Task brief: Retype each line below precisely.
Segment Open
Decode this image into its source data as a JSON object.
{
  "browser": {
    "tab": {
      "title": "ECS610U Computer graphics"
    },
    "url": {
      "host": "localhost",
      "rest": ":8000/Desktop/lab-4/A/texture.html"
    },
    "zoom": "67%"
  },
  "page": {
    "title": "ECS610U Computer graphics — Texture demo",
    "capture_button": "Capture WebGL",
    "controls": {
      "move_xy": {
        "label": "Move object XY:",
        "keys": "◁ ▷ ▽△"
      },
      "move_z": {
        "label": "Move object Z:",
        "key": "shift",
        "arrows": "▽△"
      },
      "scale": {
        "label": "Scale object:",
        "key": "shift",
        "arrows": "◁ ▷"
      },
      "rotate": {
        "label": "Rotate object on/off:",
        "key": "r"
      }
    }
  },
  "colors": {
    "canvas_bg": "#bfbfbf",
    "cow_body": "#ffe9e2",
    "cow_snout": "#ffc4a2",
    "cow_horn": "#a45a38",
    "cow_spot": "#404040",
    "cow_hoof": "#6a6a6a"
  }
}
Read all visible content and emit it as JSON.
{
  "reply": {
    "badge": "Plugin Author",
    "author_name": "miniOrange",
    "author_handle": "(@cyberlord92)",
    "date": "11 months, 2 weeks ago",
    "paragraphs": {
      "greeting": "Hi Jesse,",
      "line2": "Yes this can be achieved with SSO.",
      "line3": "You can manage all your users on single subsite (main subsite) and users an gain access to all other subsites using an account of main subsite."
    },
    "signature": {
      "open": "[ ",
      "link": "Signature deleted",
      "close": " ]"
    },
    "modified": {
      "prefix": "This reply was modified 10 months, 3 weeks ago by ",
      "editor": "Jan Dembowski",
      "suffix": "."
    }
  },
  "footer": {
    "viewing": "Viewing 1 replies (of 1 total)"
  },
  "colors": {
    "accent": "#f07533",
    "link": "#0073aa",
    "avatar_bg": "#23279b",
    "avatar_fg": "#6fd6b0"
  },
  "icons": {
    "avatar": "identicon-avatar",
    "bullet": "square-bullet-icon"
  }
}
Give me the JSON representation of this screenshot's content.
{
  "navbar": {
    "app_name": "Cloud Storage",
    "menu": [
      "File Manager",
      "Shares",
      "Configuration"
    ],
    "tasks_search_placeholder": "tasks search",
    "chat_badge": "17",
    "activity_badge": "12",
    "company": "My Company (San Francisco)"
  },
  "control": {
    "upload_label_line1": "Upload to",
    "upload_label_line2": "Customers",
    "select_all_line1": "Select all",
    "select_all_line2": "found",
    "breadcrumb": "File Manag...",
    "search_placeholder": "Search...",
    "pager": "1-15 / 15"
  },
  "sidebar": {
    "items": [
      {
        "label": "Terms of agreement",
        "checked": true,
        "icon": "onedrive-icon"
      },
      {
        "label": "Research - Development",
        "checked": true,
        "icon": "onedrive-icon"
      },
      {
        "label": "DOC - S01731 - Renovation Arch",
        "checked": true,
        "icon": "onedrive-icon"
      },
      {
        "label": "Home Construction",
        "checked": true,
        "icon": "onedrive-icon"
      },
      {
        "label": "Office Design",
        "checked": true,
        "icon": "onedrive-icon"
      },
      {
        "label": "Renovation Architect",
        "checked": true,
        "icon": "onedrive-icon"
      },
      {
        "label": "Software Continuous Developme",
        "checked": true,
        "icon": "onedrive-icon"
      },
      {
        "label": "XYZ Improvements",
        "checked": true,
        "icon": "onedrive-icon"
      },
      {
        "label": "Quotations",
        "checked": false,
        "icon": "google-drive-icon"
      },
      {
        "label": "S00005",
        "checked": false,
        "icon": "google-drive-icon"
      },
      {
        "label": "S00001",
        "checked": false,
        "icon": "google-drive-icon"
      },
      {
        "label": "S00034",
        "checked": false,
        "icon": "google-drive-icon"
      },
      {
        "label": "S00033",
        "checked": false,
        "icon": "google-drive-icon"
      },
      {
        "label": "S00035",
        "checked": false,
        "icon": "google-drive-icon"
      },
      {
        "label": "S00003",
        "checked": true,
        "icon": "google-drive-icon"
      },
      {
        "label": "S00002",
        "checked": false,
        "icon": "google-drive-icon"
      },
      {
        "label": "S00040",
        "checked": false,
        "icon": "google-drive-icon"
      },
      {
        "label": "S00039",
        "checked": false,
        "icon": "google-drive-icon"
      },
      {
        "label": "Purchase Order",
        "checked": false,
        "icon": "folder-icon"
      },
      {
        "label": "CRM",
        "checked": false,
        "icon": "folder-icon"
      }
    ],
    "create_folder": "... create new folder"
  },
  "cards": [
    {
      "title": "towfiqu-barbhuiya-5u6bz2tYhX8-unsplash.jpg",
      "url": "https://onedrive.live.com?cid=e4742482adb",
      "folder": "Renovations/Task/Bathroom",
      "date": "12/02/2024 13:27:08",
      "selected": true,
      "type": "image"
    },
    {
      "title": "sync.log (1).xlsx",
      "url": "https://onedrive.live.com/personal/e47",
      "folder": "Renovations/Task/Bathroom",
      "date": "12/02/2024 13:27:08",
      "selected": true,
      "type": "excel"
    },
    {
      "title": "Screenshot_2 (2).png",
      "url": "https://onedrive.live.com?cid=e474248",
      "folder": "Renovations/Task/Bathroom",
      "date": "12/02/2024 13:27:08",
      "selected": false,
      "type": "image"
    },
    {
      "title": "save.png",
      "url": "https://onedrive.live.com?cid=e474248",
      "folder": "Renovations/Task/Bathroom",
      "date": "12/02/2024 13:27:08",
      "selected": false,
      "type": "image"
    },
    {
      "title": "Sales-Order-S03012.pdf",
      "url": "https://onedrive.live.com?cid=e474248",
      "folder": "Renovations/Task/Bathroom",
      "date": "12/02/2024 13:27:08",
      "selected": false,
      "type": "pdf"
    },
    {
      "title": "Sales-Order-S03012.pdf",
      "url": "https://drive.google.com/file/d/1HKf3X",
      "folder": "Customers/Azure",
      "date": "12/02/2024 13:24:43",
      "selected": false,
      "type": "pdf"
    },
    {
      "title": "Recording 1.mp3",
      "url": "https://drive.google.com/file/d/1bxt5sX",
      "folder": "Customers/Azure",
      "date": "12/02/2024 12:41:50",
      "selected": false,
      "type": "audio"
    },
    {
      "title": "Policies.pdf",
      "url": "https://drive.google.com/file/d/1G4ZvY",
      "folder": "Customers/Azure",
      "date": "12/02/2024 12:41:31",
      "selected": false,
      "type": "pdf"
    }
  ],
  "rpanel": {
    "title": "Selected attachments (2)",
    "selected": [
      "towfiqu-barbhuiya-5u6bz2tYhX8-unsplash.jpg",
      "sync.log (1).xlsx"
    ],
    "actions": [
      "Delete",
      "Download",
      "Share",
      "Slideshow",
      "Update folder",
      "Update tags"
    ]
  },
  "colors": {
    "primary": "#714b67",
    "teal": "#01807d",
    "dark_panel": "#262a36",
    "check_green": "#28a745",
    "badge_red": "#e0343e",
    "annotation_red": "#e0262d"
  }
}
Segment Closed
Response to this exercise:
Decode this image into its source data as a JSON object.
{
  "browser": {
    "tab": {
      "title": "ECS610U Computer graphics"
    },
    "url": {
      "host": "localhost",
      "rest": ":8000/Desktop/lab-4/A/texture.html"
    },
    "zoom": "67%"
  },
  "page": {
    "title": "ECS610U Computer graphics — Texture demo",
    "capture_button": "Capture WebGL",
    "controls": {
      "move_xy": {
        "label": "Move object XY:",
        "keys": "◁ ▷ ▽△"
      },
      "move_z": {
        "label": "Move object Z:",
        "key": "shift",
        "arrows": "▽△"
      },
      "scale": {
        "label": "Scale object:",
        "key": "shift",
        "arrows": "◁ ▷"
      },
      "rotate": {
        "label": "Rotate object on/off:",
        "key": "r"
      }
    }
  },
  "colors": {
    "canvas_bg": "#bfbfbf",
    "cow_body": "#ffe9e2",
    "cow_snout": "#ffc4a2",
    "cow_horn": "#a45a38",
    "cow_spot": "#404040",
    "cow_hoof": "#6a6a6a"
  }
}
Read all visible content and emit it as JSON.
{
  "reply": {
    "badge": "Plugin Author",
    "author_name": "miniOrange",
    "author_handle": "(@cyberlord92)",
    "date": "11 months, 2 weeks ago",
    "paragraphs": {
      "greeting": "Hi Jesse,",
      "line2": "Yes this can be achieved with SSO.",
      "line3": "You can manage all your users on single subsite (main subsite) and users an gain access to all other subsites using an account of main subsite."
    },
    "signature": {
      "open": "[ ",
      "link": "Signature deleted",
      "close": " ]"
    },
    "modified": {
      "prefix": "This reply was modified 10 months, 3 weeks ago by ",
      "editor": "Jan Dembowski",
      "suffix": "."
    }
  },
  "footer": {
    "viewing": "Viewing 1 replies (of 1 total)"
  },
  "colors": {
    "accent": "#f07533",
    "link": "#0073aa",
    "avatar_bg": "#23279b",
    "avatar_fg": "#6fd6b0"
  },
  "icons": {
    "avatar": "identicon-avatar",
    "bullet": "square-bullet-icon"
  }
}
Give me the JSON representation of this screenshot's content.
{
  "navbar": {
    "app_name": "Cloud Storage",
    "menu": [
      "File Manager",
      "Shares",
      "Configuration"
    ],
    "tasks_search_placeholder": "tasks search",
    "chat_badge": "17",
    "activity_badge": "12",
    "company": "My Company (San Francisco)"
  },
  "control": {
    "upload_label_line1": "Upload to",
    "upload_label_line2": "Customers",
    "select_all_line1": "Select all",
    "select_all_line2": "found",
    "breadcrumb": "File Manag...",
    "search_placeholder": "Search...",
    "pager": "1-15 / 15"
  },
  "sidebar": {
    "items": [
      {
        "label": "Terms of agreement",
        "checked": true,
        "icon": "onedrive-icon"
      },
      {
        "label": "Research - Development",
        "checked": true,
        "icon": "onedrive-icon"
      },
      {
        "label": "DOC - S01731 - Renovation Arch",
        "checked": true,
        "icon": "onedrive-icon"
      },
      {
        "label": "Home Construction",
        "checked": true,
        "icon": "onedrive-icon"
      },
      {
        "label": "Office Design",
        "checked": true,
        "icon": "onedrive-icon"
      },
      {
        "label": "Renovation Architect",
        "checked": true,
        "icon": "onedrive-icon"
      },
      {
        "label": "Software Continuous Developme",
        "checked": true,
        "icon": "onedrive-icon"
      },
      {
        "label": "XYZ Improvements",
        "checked": true,
        "icon": "onedrive-icon"
      },
      {
        "label": "Quotations",
        "checked": false,
        "icon": "google-drive-icon"
      },
      {
        "label": "S00005",
        "checked": false,
        "icon": "google-drive-icon"
      },
      {
        "label": "S00001",
        "checked": false,
        "icon": "google-drive-icon"
      },
      {
        "label": "S00034",
        "checked": false,
        "icon": "google-drive-icon"
      },
      {
        "label": "S00033",
        "checked": false,
        "icon": "google-drive-icon"
      },
      {
        "label": "S00035",
        "checked": false,
        "icon": "google-drive-icon"
      },
      {
        "label": "S00003",
        "checked": true,
        "icon": "google-drive-icon"
      },
      {
        "label": "S00002",
        "checked": false,
        "icon": "google-drive-icon"
      },
      {
        "label": "S00040",
        "checked": false,
        "icon": "google-drive-icon"
      },
      {
        "label": "S00039",
        "checked": false,
        "icon": "google-drive-icon"
      },
      {
        "label": "Purchase Order",
        "checked": false,
        "icon": "folder-icon"
      },
      {
        "label": "CRM",
        "checked": false,
        "icon": "folder-icon"
      }
    ],
    "create_folder": "... create new folder"
  },
  "cards": [
    {
      "title": "towfiqu-barbhuiya-5u6bz2tYhX8-unsplash.jpg",
      "url": "https://onedrive.live.com?cid=e4742482adb",
      "folder": "Renovations/Task/Bathroom",
      "date": "12/02/2024 13:27:08",
      "selected": true,
      "type": "image"
    },
    {
      "title": "sync.log (1).xlsx",
      "url": "https://onedrive.live.com/personal/e47",
      "folder": "Renovations/Task/Bathroom",
      "date": "12/02/2024 13:27:08",
      "selected": true,
      "type": "excel"
    },
    {
      "title": "Screenshot_2 (2).png",
      "url": "https://onedrive.live.com?cid=e474248",
      "folder": "Renovations/Task/Bathroom",
      "date": "12/02/2024 13:27:08",
      "selected": false,
      "type": "image"
    },
    {
      "title": "save.png",
      "url": "https://onedrive.live.com?cid=e474248",
      "folder": "Renovations/Task/Bathroom",
      "date": "12/02/2024 13:27:08",
      "selected": false,
      "type": "image"
    },
    {
      "title": "Sales-Order-S03012.pdf",
      "url": "https://onedrive.live.com?cid=e474248",
      "folder": "Renovations/Task/Bathroom",
      "date": "12/02/2024 13:27:08",
      "selected": false,
      "type": "pdf"
    },
    {
      "title": "Sales-Order-S03012.pdf",
      "url": "https://drive.google.com/file/d/1HKf3X",
      "folder": "Customers/Azure",
      "date": "12/02/2024 13:24:43",
      "selected": false,
      "type": "pdf"
    },
    {
      "title": "Recording 1.mp3",
      "url": "https://drive.google.com/file/d/1bxt5sX",
      "folder": "Customers/Azure",
      "date": "12/02/2024 12:41:50",
      "selected": false,
      "type": "audio"
    },
    {
      "title": "Policies.pdf",
      "url": "https://drive.google.com/file/d/1G4ZvY",
      "folder": "Customers/Azure",
      "date": "12/02/2024 12:41:31",
      "selected": false,
      "type": "pdf"
    }
  ],
  "rpanel": {
    "title": "Selected attachments (2)",
    "selected": [
      "towfiqu-barbhuiya-5u6bz2tYhX8-unsplash.jpg",
      "sync.log (1).xlsx"
    ],
    "actions": [
      "Delete",
      "Download",
      "Share",
      "Slideshow",
      "Update folder",
      "Update tags"
    ]
  },
  "colors": {
    "primary": "#714b67",
    "teal": "#01807d",
    "dark_panel": "#262a36",
    "check_green": "#28a745",
    "badge_red": "#e0343e",
    "annotation_red": "#e0262d"
  }
}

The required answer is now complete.